Friday, April 10, 2015

Poetry Friday: How to Wreck Poetry (Inspired by Michael Rosen)

Inspired by Michael Rosen and "Dear Ms Morgan: your guidance is a mini-syllabus on how to wreck poetry",  and with an additional and lovely bit of inspiration from the follow-up letter, "Where Go the Boats? A poem in a little child's head."

{A disclaimer: This is not a shot at teachers. I know teachers would love the freedom to teach as they see fit. I live with and passionately love a particular English teacher who happens to be my husband. It's not the fault of teachers that they are often being cornered into teaching to tests.}

How to Wreck Poetry
by Karen Edmisten
(with apologies to real poets)

Force and enforce it, require and grade it.
Suppress the mind wandering,
stop all their pondering.
Find the right answer
(You know's there's but one!)
Dissect it and quiz them.
You're under the gun.

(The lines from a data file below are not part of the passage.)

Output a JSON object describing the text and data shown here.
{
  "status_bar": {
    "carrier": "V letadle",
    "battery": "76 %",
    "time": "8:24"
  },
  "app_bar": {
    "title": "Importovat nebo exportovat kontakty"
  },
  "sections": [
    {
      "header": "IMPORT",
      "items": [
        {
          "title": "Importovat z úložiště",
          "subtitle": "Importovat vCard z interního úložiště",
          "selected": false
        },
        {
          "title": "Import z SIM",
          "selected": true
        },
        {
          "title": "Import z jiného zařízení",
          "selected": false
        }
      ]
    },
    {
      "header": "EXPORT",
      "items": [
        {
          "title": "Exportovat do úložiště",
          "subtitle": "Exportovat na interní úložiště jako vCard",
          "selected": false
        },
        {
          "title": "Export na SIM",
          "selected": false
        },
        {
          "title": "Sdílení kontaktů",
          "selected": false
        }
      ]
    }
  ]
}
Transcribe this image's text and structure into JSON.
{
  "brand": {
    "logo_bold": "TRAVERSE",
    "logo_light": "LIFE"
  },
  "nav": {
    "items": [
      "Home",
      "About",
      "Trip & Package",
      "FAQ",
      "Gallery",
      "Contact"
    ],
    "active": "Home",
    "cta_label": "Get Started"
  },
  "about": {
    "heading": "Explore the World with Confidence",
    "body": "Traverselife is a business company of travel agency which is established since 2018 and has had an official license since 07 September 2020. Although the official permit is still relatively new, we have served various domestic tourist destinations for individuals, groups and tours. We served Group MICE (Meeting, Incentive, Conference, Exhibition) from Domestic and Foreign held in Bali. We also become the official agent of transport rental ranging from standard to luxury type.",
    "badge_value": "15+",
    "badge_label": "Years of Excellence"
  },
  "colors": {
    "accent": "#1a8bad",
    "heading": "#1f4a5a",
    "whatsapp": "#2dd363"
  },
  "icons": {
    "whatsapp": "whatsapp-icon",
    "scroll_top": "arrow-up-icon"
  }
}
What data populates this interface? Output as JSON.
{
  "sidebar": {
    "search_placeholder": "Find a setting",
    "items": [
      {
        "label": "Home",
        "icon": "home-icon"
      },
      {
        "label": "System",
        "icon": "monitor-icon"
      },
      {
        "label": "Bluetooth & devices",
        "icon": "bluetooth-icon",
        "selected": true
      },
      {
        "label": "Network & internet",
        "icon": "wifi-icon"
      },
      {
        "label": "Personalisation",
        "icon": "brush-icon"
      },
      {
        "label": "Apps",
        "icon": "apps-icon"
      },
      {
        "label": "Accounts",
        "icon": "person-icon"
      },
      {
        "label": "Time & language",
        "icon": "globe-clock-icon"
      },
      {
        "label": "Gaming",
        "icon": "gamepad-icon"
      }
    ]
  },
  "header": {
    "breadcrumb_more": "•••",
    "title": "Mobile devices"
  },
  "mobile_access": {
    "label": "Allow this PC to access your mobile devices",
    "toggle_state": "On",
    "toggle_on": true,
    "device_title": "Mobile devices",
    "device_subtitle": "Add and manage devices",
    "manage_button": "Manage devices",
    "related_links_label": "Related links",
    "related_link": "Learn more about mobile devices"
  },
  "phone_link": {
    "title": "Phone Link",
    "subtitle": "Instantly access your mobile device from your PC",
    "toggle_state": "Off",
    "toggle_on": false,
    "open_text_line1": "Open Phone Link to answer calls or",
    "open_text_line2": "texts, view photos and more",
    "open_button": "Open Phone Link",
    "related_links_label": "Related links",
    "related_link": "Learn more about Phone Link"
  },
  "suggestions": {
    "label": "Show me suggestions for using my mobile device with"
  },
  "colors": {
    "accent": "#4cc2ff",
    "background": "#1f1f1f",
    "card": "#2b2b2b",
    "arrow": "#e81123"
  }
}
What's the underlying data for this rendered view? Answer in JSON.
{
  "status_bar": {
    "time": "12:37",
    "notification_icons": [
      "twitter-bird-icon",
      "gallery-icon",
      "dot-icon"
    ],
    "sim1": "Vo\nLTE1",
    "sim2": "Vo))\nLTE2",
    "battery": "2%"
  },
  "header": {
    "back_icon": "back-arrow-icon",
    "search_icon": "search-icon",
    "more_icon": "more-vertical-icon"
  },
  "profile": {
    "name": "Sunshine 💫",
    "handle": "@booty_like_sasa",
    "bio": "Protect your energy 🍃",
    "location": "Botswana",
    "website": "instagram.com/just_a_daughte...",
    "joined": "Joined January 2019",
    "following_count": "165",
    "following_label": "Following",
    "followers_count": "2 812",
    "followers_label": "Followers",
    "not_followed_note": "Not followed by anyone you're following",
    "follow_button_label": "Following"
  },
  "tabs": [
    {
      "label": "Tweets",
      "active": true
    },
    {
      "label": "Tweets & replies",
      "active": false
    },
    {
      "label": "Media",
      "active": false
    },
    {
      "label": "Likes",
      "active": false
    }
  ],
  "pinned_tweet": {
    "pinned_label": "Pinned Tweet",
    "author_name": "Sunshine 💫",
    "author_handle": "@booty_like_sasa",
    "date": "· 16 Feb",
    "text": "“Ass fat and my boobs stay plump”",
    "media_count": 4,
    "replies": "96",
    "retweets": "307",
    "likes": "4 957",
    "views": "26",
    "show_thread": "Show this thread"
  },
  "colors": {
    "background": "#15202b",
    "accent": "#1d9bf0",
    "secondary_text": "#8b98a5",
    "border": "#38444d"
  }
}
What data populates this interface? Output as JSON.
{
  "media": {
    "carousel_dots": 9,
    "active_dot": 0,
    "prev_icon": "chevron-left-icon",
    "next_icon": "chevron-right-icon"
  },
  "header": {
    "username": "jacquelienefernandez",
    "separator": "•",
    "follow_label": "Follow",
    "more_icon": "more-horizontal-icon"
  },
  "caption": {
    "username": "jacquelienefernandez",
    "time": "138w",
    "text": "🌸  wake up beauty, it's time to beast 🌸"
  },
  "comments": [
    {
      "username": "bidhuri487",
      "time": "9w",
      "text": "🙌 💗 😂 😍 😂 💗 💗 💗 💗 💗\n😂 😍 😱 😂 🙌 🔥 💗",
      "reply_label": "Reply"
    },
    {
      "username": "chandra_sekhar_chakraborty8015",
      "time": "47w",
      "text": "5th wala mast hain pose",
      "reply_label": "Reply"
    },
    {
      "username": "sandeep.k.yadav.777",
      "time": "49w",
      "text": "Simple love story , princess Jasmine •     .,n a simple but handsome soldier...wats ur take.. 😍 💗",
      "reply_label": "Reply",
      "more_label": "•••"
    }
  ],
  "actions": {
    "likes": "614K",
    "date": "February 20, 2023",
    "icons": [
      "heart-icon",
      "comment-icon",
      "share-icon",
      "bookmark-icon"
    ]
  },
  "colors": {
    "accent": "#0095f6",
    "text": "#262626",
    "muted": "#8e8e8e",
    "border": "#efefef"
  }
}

Never mind that the riches
of luminous words
now mean nothing to them.
Sublime's for the birds.
There are standards we've set.
It's your duty, you see.
You'll make them retrieve and infer
then they'll see.
No, it's not about beauty.
Oh, no, it is best
that they learn at a young age
it's all for the test.


Laura Purdie Salas has the round up at Writing the World for Kids.


And, courtesy of Atticus: 


Tabatha said...

Great poem, Karen. I love rhyming "luminous words" and "Sublime's for the birds" :-)

Nice video, too.

Ruth said...

Great post!

Matt Forrest Esenwine said...

I hate to say this...but you nailed it!

Mary Lee said...

No offense taken. You got this just right. It's a hard time in education right now. Holding on and waiting for the pendulum to swing back...

laurasalas said...

Love this passionate response, Karen! I confess to mixed emotions. I like that poetry's in CCSS because it means many teachers who have avoided poetry are somewhat forced to finally include it and that libraries can allocate some money to poetry books, making it more available to kids. But, of course, the approach of teaching to a test--and especially that one right answer issue--drains the magic out of it. I feel bad for the passionate, committed teachers who already love poetry (and all forms of literature) and connect kids to it. Sigh. No easy answers, but we here in the U.S. certainly need some changes...

Karen Edmisten said...

Thanks, all. Laura, I agree with your mixed emotions because I, too, want poetry to be included (along with all kinds of art), and I totally agree about the magic being drained when poetry is reduced to be a bit of something to be tested on. So I will keep hoping for the magic of visiting poets (like you) to make a difference in classrooms. :)